At the heart of Virginia’s challenge to the law is the Federal requirement that by 2014 all individuals have health insurance or pay a fee. Under the plan, those who cannot afford coverage will receive subsidies to purchase it or will be covered by Medicaid. Supporters of the law argue that Congress has the authority to impose such mandates under the constitutional provision allowing it to regulate interstate commerce. Opponents counter that refusing to buy insurance is a noneconomic inactivity and does not constitute commerce.
The Liberty University lawsuit also challenges the individual mandates, as well as what it sees as public funding of abortions in the law and regulations placed on the school as a health care provider to its employees.

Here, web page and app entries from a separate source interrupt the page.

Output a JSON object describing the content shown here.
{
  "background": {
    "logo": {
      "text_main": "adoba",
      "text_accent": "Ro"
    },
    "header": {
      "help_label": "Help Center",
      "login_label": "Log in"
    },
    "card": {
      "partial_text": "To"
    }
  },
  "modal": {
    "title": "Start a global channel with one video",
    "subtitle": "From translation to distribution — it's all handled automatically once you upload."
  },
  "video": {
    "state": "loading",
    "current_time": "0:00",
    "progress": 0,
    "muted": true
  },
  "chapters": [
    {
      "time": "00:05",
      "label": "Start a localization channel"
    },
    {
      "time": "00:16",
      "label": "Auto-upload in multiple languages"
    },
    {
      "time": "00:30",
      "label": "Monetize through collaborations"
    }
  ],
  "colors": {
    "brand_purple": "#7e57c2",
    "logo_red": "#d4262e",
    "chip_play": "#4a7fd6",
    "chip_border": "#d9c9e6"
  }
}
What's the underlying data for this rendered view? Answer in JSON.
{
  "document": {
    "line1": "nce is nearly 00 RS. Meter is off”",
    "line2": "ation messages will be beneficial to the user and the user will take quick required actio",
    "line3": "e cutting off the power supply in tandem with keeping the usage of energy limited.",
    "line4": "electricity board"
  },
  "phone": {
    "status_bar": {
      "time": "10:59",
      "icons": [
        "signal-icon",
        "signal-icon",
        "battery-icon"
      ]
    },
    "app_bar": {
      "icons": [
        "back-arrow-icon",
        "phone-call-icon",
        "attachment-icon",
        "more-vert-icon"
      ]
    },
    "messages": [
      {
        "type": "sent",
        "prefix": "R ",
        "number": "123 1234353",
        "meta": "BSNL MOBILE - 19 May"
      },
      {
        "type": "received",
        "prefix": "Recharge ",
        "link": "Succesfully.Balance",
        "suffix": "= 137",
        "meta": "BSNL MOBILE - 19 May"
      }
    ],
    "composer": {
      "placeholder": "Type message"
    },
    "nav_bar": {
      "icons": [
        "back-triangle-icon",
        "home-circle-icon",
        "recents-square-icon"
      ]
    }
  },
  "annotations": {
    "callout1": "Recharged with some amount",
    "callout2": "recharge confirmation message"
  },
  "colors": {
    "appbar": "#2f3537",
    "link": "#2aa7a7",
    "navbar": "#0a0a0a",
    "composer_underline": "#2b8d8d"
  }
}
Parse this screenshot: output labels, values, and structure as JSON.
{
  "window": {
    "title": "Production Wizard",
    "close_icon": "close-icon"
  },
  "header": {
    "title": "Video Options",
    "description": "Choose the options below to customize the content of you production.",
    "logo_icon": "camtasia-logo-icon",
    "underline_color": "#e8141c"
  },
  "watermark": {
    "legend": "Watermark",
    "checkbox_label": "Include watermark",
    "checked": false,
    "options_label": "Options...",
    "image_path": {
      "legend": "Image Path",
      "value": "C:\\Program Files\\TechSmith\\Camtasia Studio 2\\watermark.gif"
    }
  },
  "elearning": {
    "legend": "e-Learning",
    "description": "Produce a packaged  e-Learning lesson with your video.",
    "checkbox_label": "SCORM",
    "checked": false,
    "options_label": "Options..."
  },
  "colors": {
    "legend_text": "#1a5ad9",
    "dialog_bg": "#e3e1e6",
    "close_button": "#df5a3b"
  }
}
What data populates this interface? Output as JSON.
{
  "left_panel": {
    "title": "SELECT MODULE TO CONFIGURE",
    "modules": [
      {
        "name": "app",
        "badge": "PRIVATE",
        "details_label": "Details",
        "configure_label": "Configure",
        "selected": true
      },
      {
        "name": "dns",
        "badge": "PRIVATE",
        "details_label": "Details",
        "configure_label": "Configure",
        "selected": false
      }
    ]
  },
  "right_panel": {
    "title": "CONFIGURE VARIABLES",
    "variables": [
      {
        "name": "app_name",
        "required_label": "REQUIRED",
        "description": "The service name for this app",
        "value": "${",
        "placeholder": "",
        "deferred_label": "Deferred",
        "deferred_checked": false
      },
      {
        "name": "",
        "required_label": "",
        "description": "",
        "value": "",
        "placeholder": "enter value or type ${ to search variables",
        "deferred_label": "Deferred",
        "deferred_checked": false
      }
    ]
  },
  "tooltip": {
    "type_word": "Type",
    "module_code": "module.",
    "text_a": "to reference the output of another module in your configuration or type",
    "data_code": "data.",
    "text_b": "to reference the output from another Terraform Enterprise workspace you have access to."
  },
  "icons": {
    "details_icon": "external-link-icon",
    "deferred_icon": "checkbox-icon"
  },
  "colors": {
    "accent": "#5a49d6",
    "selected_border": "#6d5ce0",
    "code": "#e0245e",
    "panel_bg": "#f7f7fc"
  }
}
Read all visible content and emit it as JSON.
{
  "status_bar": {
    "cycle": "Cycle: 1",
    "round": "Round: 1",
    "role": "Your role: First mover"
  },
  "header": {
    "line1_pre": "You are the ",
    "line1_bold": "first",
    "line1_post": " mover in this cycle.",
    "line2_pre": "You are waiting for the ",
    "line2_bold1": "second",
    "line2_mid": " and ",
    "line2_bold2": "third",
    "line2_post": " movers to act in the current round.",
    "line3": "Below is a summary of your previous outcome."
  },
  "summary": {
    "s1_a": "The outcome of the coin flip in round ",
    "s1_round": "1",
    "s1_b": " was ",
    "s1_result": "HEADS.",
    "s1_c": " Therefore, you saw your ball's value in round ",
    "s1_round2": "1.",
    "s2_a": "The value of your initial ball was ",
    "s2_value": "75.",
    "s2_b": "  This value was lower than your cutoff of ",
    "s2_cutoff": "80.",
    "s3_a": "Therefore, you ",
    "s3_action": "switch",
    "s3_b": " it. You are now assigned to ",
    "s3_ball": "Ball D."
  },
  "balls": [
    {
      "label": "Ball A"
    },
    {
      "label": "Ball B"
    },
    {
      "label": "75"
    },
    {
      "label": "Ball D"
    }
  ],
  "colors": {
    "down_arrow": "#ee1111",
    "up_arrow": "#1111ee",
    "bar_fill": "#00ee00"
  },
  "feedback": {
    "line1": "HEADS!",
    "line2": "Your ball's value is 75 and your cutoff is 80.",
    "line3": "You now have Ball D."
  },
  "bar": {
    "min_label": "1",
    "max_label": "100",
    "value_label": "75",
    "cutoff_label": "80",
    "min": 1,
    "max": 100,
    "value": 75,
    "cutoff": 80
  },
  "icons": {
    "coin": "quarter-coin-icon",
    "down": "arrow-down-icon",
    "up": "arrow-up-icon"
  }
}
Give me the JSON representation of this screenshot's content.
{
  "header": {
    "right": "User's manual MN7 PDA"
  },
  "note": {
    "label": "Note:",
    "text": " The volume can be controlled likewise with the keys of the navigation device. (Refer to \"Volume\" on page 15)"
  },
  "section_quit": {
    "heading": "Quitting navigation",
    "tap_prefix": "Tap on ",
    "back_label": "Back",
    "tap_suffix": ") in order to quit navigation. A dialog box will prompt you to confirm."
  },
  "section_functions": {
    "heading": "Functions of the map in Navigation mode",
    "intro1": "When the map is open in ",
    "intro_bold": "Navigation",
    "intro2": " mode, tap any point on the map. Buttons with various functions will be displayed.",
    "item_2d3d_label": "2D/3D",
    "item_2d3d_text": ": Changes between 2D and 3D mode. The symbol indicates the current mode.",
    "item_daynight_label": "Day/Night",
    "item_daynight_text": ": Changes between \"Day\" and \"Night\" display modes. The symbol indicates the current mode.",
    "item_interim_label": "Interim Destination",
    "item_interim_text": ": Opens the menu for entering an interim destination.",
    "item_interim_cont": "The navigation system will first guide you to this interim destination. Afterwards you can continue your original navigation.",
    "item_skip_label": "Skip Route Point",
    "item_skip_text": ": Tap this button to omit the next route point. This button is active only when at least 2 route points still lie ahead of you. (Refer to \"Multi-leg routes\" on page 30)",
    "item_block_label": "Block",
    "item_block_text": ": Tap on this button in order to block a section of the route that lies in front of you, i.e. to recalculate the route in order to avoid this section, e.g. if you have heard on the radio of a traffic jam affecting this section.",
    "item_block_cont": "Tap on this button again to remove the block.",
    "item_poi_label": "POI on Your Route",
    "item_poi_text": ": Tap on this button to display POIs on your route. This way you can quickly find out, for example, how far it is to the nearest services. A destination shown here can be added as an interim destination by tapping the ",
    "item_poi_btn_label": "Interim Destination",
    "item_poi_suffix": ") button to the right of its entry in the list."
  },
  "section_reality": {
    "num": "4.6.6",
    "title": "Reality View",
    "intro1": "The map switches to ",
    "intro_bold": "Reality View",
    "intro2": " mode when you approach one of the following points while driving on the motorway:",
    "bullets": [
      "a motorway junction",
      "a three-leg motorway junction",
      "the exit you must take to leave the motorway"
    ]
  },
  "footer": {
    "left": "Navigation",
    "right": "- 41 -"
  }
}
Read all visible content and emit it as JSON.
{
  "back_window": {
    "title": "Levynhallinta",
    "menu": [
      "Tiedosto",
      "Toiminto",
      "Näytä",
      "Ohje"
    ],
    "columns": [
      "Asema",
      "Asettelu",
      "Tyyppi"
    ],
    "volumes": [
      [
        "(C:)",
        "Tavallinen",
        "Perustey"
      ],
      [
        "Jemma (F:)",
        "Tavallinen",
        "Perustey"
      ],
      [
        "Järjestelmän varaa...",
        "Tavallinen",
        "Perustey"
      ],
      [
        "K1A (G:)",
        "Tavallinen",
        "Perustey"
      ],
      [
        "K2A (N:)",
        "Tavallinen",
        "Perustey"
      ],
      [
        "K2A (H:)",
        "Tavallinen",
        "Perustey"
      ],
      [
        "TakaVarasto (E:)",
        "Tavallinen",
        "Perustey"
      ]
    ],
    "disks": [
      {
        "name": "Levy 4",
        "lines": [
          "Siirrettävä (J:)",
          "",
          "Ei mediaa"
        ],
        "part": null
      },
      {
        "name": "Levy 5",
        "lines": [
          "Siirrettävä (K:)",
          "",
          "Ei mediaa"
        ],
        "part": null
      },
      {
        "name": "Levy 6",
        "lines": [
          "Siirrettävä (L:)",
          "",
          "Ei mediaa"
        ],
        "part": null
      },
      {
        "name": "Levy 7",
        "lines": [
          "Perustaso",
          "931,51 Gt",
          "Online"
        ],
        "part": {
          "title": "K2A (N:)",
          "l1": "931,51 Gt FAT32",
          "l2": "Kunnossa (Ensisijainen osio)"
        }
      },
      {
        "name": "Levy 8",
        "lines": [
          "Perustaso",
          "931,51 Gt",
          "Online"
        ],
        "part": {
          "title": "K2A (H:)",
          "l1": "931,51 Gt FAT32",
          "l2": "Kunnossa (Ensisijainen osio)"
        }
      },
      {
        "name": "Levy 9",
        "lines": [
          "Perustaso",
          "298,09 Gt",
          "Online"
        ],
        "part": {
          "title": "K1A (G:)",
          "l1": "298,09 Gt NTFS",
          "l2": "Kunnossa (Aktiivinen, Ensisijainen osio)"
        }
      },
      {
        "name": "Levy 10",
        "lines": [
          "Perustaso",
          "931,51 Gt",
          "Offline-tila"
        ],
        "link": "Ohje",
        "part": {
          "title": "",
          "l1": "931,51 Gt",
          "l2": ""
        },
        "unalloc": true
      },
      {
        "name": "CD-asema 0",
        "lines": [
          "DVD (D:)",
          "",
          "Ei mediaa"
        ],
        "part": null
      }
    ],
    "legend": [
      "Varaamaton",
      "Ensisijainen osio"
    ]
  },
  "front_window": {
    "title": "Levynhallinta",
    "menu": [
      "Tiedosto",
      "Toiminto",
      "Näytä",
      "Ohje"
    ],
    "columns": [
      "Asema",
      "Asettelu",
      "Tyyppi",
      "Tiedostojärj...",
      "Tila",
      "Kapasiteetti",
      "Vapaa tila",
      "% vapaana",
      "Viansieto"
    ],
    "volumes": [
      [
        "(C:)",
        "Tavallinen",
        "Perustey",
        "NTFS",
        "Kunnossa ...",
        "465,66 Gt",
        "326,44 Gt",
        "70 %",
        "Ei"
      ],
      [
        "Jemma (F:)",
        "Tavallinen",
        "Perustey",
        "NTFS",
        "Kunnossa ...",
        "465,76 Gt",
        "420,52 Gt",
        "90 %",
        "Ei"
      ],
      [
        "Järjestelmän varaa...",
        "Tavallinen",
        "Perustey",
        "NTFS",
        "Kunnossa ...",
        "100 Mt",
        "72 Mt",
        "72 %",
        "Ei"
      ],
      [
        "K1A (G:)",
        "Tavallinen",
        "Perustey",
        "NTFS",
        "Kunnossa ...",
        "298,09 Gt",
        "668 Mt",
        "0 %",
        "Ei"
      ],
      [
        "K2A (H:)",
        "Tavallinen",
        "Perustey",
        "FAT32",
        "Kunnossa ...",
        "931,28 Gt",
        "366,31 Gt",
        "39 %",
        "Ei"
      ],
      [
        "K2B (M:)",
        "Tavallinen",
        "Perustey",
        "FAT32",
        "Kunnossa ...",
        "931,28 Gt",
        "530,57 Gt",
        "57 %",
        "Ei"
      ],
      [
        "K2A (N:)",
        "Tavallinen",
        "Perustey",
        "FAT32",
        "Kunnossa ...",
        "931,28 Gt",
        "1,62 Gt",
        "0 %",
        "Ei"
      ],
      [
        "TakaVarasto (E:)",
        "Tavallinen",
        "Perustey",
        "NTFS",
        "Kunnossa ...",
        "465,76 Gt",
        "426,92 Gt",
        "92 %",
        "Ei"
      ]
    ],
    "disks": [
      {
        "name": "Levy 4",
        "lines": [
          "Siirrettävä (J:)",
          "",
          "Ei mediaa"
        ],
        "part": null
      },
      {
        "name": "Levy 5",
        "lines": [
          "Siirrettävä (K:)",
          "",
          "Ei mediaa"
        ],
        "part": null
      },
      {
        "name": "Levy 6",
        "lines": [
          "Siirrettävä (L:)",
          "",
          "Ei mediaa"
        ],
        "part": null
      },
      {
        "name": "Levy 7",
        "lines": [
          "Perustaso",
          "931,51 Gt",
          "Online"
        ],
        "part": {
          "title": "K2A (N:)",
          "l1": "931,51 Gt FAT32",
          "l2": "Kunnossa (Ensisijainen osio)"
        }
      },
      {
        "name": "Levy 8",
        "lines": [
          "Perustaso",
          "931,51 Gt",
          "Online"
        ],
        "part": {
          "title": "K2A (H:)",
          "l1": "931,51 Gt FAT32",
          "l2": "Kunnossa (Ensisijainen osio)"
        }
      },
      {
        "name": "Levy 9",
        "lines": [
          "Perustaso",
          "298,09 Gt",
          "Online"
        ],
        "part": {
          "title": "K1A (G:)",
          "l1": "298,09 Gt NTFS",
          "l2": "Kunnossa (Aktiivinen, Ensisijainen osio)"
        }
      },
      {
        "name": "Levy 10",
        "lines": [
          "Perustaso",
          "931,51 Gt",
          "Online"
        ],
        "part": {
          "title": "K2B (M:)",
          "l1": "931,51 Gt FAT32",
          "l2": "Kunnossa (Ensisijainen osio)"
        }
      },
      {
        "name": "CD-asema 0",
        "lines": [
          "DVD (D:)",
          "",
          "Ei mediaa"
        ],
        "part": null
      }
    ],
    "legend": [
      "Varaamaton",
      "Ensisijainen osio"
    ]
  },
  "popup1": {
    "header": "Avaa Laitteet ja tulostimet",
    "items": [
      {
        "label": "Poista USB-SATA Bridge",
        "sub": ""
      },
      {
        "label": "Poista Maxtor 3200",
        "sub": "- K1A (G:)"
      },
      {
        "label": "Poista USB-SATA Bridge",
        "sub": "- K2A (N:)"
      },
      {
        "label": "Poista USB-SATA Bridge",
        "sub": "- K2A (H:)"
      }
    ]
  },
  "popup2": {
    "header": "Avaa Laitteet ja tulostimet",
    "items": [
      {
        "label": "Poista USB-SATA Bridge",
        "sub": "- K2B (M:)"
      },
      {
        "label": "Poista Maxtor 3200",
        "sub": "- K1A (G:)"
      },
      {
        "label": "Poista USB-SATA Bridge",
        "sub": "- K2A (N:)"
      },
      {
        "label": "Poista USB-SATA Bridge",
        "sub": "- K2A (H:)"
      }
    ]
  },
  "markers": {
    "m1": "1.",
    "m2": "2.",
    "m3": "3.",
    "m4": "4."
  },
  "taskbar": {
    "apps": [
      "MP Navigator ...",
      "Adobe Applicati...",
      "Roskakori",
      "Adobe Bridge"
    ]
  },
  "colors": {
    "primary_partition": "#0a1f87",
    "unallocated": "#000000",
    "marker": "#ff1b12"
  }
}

So far there, have been 31 challenges to the health care reform law filed in Federal district court, with around 24 having been decided. Although most of the time the law has been upheld, a Federal district judge in Virginia struck down the mandate portion of the law in the case brought by the State of Virginia. In Florida, a district court judge ruled the entire law unconstitutional because he held that the mandate provision could not be separated from the rest of the legislation.
Currently, four Circuit Courts — the intermediate step between Federal district courts and the U.S. Supreme Court — have scheduled arguments to consider the lower court decisions, with the Fourth Circuit being the first to act. The Sixth Circuit (June 1), the 11th Circuit (June 8), and the Third Circuit (June 23) are the other three. Appeals are currently pending in the Eighth, Ninth, and District of Columbia circuits.
So far, the partisan ties of the presiding judges has been an important factor in how the challenges have been resolved, with Democratic-appointed judges generally upholding the law while the two Republican-appointed judges in Virginia and Florida struck it down. If this trend holds true at the circuit level, it could be good news for supporters of the law, as all three Fourth Circuit judges who were randomly chosen by computer to hear the Virginia cases were appointed by Democrats — one by President Bill Clinton and two by President Barack Obama.
During oral arguments, the judges appeared to be skeptical of the State of Virginia’s standing to bring suit challenging the law and generally were sympathetic to the U.S. government’s arguments. In a reflection of the importance the Obama Administration has put on defending the law in appellate court, it had acting U.S. Solicitor General Neal Katyal, who normally only appears before the Supreme Court, travel to Richmond, Va., to argue the case.
Supreme Court Debates will be closely monitoring the challenges to the health care reform law as the progress through the U.S. legal system and will be providing extensive coverage of the case when it almost certainly is granted review by the U.S. Supreme Court, possibly as early as this fall.